If you live or play in wooded areas, near areas with tall grasses or habitat popular with woodland creatures, you know ticks that carry disease may abound.
For example, Lyme disease is transmitted to humans through tick bite. Symptoms are fever, headache and fatigue and skin rash. If not treated, infection can spread to joints, the heart and nervous system. Most cases can be treated with antibiotics.
But, according to Jennifer Meece, Ph.D., ticks can carry other diseases more difficult to diagnose and treat. One is Powassan virus, named after Powassan, Ontario, where a young boy died from the virus. Though rare, Powassan is found in the U.S., primarily in the northeast and Great Lakes regions typically in late spring, early summer and mid-fall when ticks are most active.
Meece is a tick-borne disease expert and directs the Integrated Research and Development Laboratory, Marshfield Clinic Research Institute. Laboratory staff performs research on infectious diseases like blastomycosis, influenza and vector-borne diseases.
Number of cases grows

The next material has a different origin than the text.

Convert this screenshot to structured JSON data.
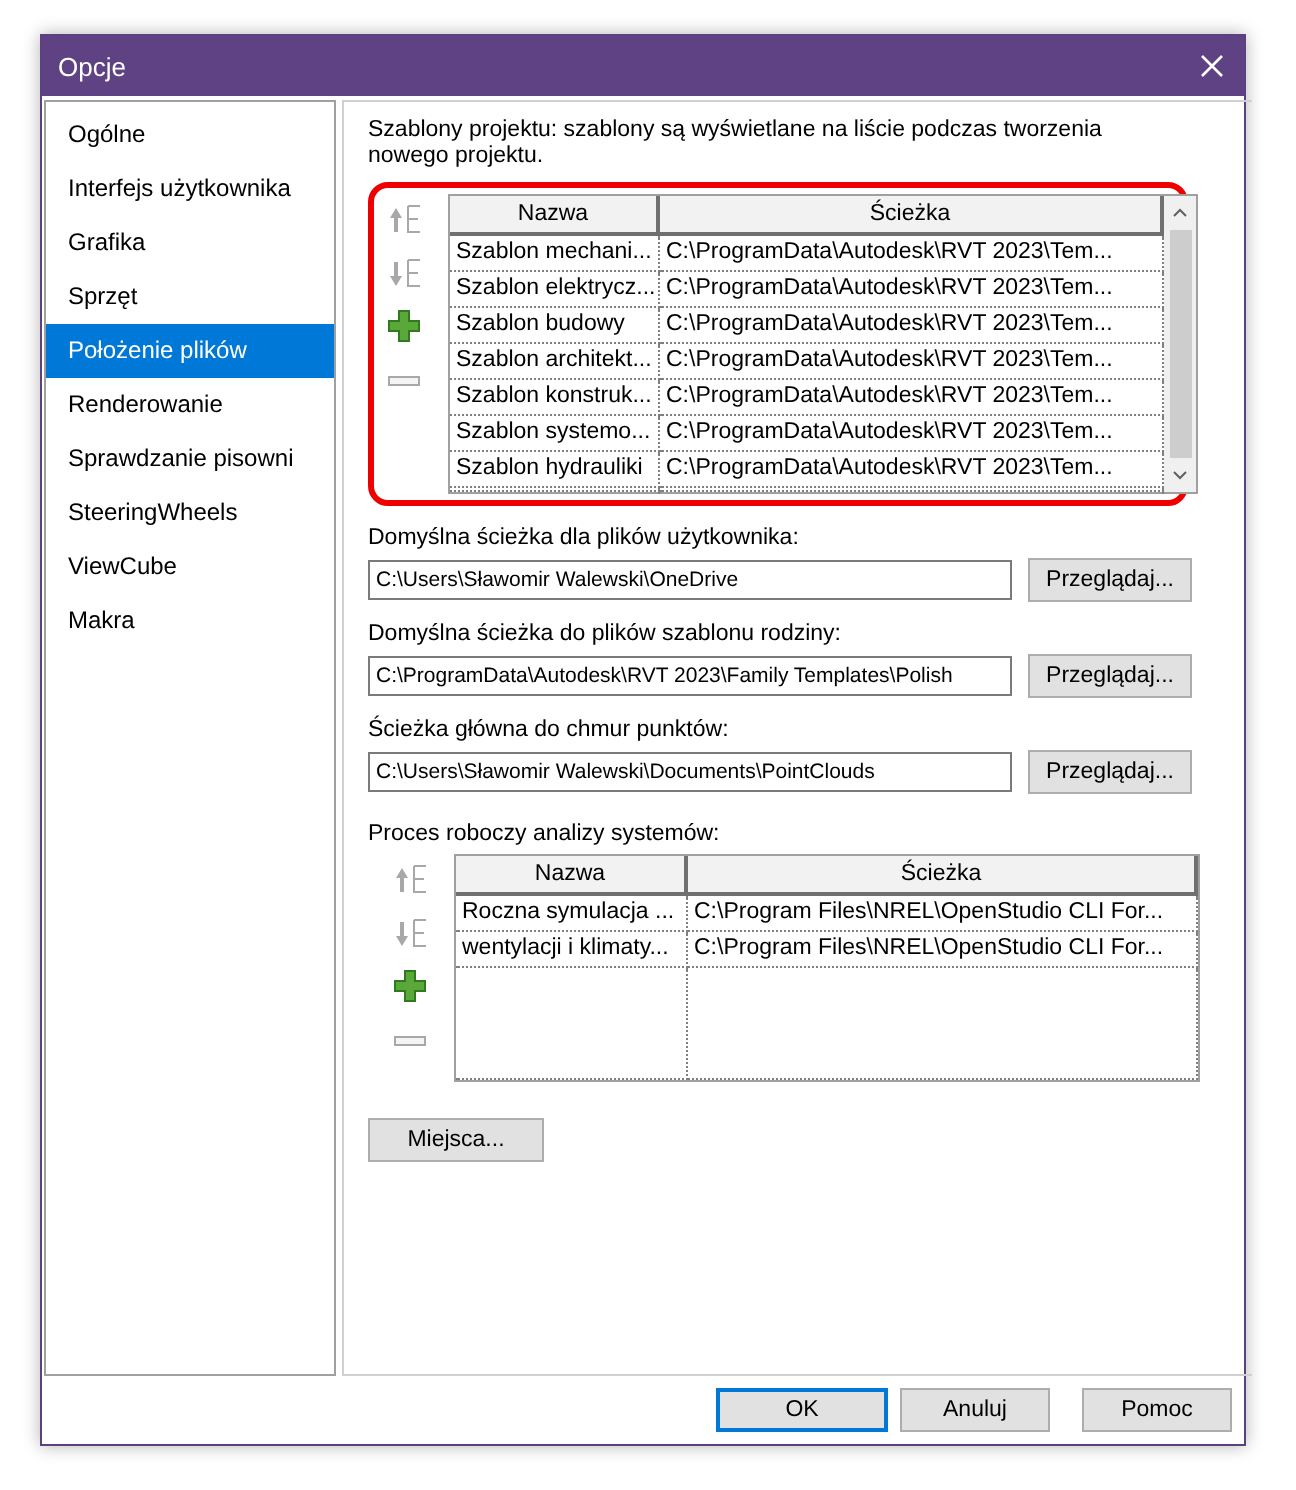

Powassan is an emerging pathogen, Meece said, and researchers are seeing an expansion in the geographic location of some types of ticks. According to research published in Frontiers in Public Health, a total of 27 Powassan cases from 1958-98 were reported while there were 98 cases from 1999 to 2016.
“The range of ticks is changing as our environment changes,” she said. “Different ticks are expanding their footprint in North America and surviving over winter in places they couldn’t before. For example, the lone star tick used to be only in the south. We now have it in Wisconsin.”

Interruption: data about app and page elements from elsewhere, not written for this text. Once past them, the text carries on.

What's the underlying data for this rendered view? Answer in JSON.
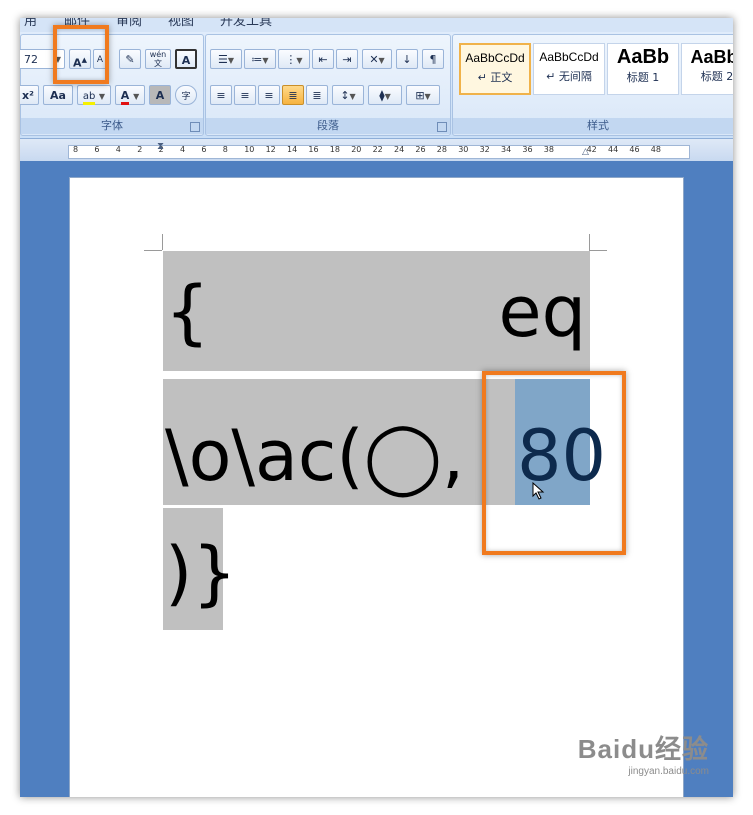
{
  "menu": {
    "tabs": [
      "用",
      "邮件",
      "审阅",
      "视图",
      "开发工具"
    ]
  },
  "font_group": {
    "label": "字体",
    "font_size": "72",
    "grow_font_glyph": "A",
    "highlight_glyph": "ab",
    "font_color_glyph": "A",
    "change_case_glyph": "Aa",
    "superscript_glyph": "x²",
    "char_shading_glyph": "A",
    "enclose_glyph": "字",
    "phonetic_glyph": "wén 文"
  },
  "paragraph_group": {
    "label": "段落"
  },
  "styles_group": {
    "label": "样式",
    "items": [
      {
        "sample": "AaBbCcDd",
        "name": "↵ 正文"
      },
      {
        "sample": "AaBbCcDd",
        "name": "↵ 无间隔"
      },
      {
        "sample": "AaBb",
        "name": "标题 1"
      },
      {
        "sample": "AaBb(",
        "name": "标题 2"
      }
    ]
  },
  "ruler": {
    "ticks": [
      "8",
      "6",
      "4",
      "2",
      "2",
      "4",
      "6",
      "8",
      "10",
      "12",
      "14",
      "16",
      "18",
      "20",
      "22",
      "24",
      "26",
      "28",
      "30",
      "32",
      "34",
      "36",
      "38",
      "42",
      "44",
      "46",
      "48"
    ]
  },
  "document": {
    "line1_open": "{",
    "line1_code": "eq",
    "line2_text": "\\o\\ac(◯,",
    "line2_selected": "80",
    "line3_text": ")}"
  },
  "colors": {
    "field_shading": "#c0c0c0",
    "selection": "#80a6c8",
    "callout": "#f07a1e"
  },
  "watermark": {
    "brand": "Baidu经验",
    "url": "jingyan.baidu.com"
  }
}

“Also, the more you look for something the more you find,” she said. “Awareness increases, so as research is published we start to think about it more and we’re seeing reported cases of people sick with Powassan virus have increased.”

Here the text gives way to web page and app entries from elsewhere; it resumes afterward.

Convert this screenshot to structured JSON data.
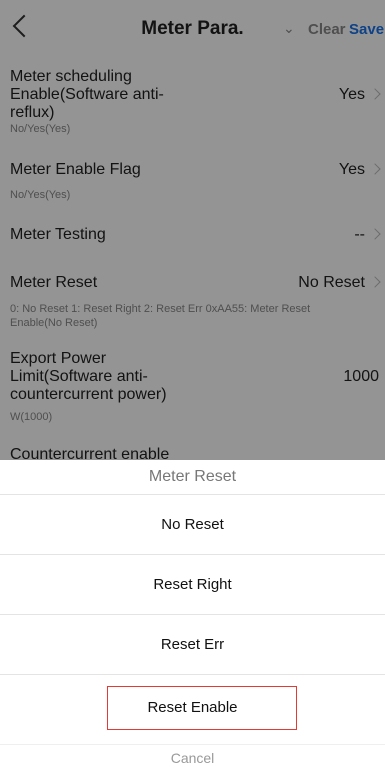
{
  "header": {
    "title": "Meter Para.",
    "clear_label": "Clear",
    "save_label": "Save"
  },
  "rows": [
    {
      "label": "Meter scheduling Enable(Software anti-reflux)",
      "value": "Yes",
      "hint": "No/Yes(Yes)"
    },
    {
      "label": "Meter Enable Flag",
      "value": "Yes",
      "hint": "No/Yes(Yes)"
    },
    {
      "label": "Meter Testing",
      "value": "--"
    },
    {
      "label": "Meter Reset",
      "value": "No Reset",
      "hint": "0: No Reset 1: Reset Right 2: Reset Err 0xAA55: Meter Reset Enable(No Reset)"
    },
    {
      "label": "Export Power Limit(Software anti-countercurrent power)",
      "value": "1000",
      "hint": "W(1000)"
    },
    {
      "label": "Countercurrent enable"
    }
  ],
  "sheet": {
    "title": "Meter Reset",
    "options": [
      "No Reset",
      "Reset Right",
      "Reset Err",
      "Reset Enable"
    ],
    "selected": "Reset Enable",
    "cancel_label": "Cancel"
  },
  "icons": {
    "back": "back-arrow-icon",
    "dropdown": "chevron-down-icon",
    "row_arrow": "chevron-right-icon"
  }
}
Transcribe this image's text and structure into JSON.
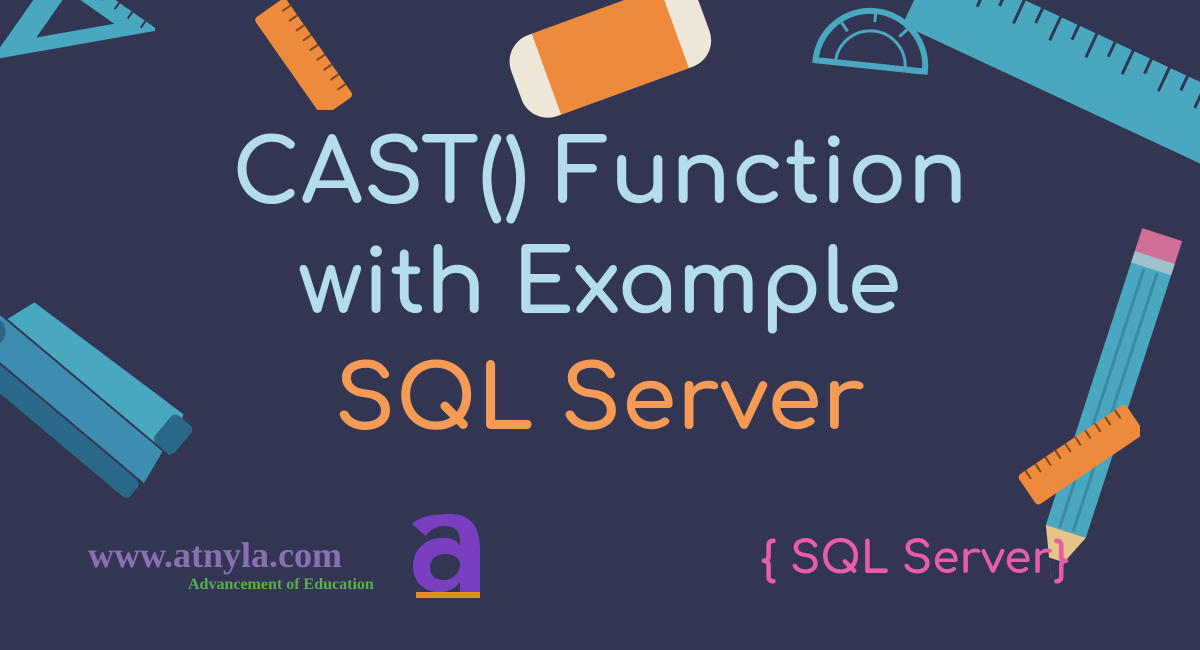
{
  "title": {
    "line1": "CAST() Function",
    "line2": "with Example",
    "line3": "SQL Server"
  },
  "tag": "{ SQL Server}",
  "logo": {
    "url": "www.atnyla.com",
    "subtitle": "Advancement of Education"
  },
  "colors": {
    "bg": "#323652",
    "textLight": "#b3dced",
    "textOrange": "#f59b55",
    "textPink": "#e85caa",
    "logoPurple": "#8b6fb3",
    "logoGreen": "#58b14e",
    "accentTeal": "#4aa7c0",
    "accentOrange": "#ed8a3c",
    "accentCream": "#efe8d9"
  }
}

Illness can be severe
Time from tick bite to illness is about a week to a month. The virus can infect the central nervous system and cause inflammation of the brain and meningitis, inflammation of membranes surrounding the brain and spinal cord.
Many people who become infected do not have symptoms, Meece said. Symptoms, though, can include fever, headache, vomiting, weakness, confusion, loss of coordination, speech difficulties and seizures. Those with severe illness often need to be hospitalized to get support with breathing and swelling in and around the brain. About half of survivors have permanent neurological symptoms, like recurrent headaches, muscle wasting and memory problems. About 10% of virus encephalitis cases, where there is infection in the brain, are fatal.
Powassan virus is tough to diagnose, Meece said, “and it’s so rare it’s not the first thing providers think about. Also, tests for it are not as commercially available. We rely on tests available to public health laboratories.”
There is no vaccine or antiviral drug treatment, yet. People who think they may have this virus or other tick-borne diseases should see their primary care provider.
Stay one step ahead
The key is to be proactive, Meece advises. Protect yourself from all ticks for all reasons and all preventive rules apply:
- Avoid dense wooded areas and areas covered with tall grass.
- Wear light-colored clothing, including long sleeves and tall socks, which covers all your skin so you find ticks before they attach to your skin.
- Do self-checks every time after outside activities. Have a friend or family member check you for ticks and vice versa.
- Use insect repellent or pesticides.
- Remove ticks promptly.
- Consider buying clothing, footwear and outdoor gear pre-treated with repellent containing permethrin.
- Protect pets. Use a tick or insect repellent. In animals, symptoms may not be present for seven to 21 days. Monitor your pet closely and do full-body checks.